_Task requirements_. Give the number of lines in the records below that contain the word "icon". State only that number.

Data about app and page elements
----

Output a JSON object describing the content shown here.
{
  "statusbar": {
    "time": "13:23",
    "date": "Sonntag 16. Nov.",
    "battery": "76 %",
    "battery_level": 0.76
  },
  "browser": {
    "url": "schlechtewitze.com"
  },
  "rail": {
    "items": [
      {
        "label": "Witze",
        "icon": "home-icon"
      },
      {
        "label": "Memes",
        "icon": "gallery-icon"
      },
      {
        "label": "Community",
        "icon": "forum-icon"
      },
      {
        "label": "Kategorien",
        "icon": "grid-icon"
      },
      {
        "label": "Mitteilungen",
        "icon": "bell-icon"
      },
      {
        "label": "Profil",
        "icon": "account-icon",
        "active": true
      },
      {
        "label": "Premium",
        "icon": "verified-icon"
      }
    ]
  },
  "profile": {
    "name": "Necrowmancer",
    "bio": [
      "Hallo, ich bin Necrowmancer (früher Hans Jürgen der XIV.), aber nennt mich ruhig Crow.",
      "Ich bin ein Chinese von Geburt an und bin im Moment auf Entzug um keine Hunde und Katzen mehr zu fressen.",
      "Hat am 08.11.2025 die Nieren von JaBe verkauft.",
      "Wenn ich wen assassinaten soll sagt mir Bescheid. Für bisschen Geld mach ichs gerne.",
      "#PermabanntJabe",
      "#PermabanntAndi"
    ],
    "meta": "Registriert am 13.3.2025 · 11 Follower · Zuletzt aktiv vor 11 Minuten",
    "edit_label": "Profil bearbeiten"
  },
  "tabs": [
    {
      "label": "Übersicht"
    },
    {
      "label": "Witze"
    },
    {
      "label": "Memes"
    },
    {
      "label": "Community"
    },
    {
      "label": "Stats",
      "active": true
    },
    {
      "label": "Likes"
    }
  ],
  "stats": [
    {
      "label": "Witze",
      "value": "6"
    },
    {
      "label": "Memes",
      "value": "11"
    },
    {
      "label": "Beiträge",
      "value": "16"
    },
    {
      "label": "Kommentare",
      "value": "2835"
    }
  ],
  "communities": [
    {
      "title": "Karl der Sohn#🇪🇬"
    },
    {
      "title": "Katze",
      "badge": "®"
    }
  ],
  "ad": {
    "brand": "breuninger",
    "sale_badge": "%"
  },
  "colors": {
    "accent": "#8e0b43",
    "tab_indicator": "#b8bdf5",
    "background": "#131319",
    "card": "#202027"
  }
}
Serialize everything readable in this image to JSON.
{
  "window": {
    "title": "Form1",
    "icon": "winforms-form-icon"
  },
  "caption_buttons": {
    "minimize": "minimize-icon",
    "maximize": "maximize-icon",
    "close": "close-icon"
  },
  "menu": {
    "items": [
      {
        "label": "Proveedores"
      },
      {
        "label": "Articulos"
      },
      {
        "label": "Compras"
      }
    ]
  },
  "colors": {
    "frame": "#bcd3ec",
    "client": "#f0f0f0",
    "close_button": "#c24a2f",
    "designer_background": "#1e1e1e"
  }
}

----

_Response to the exercise_. 11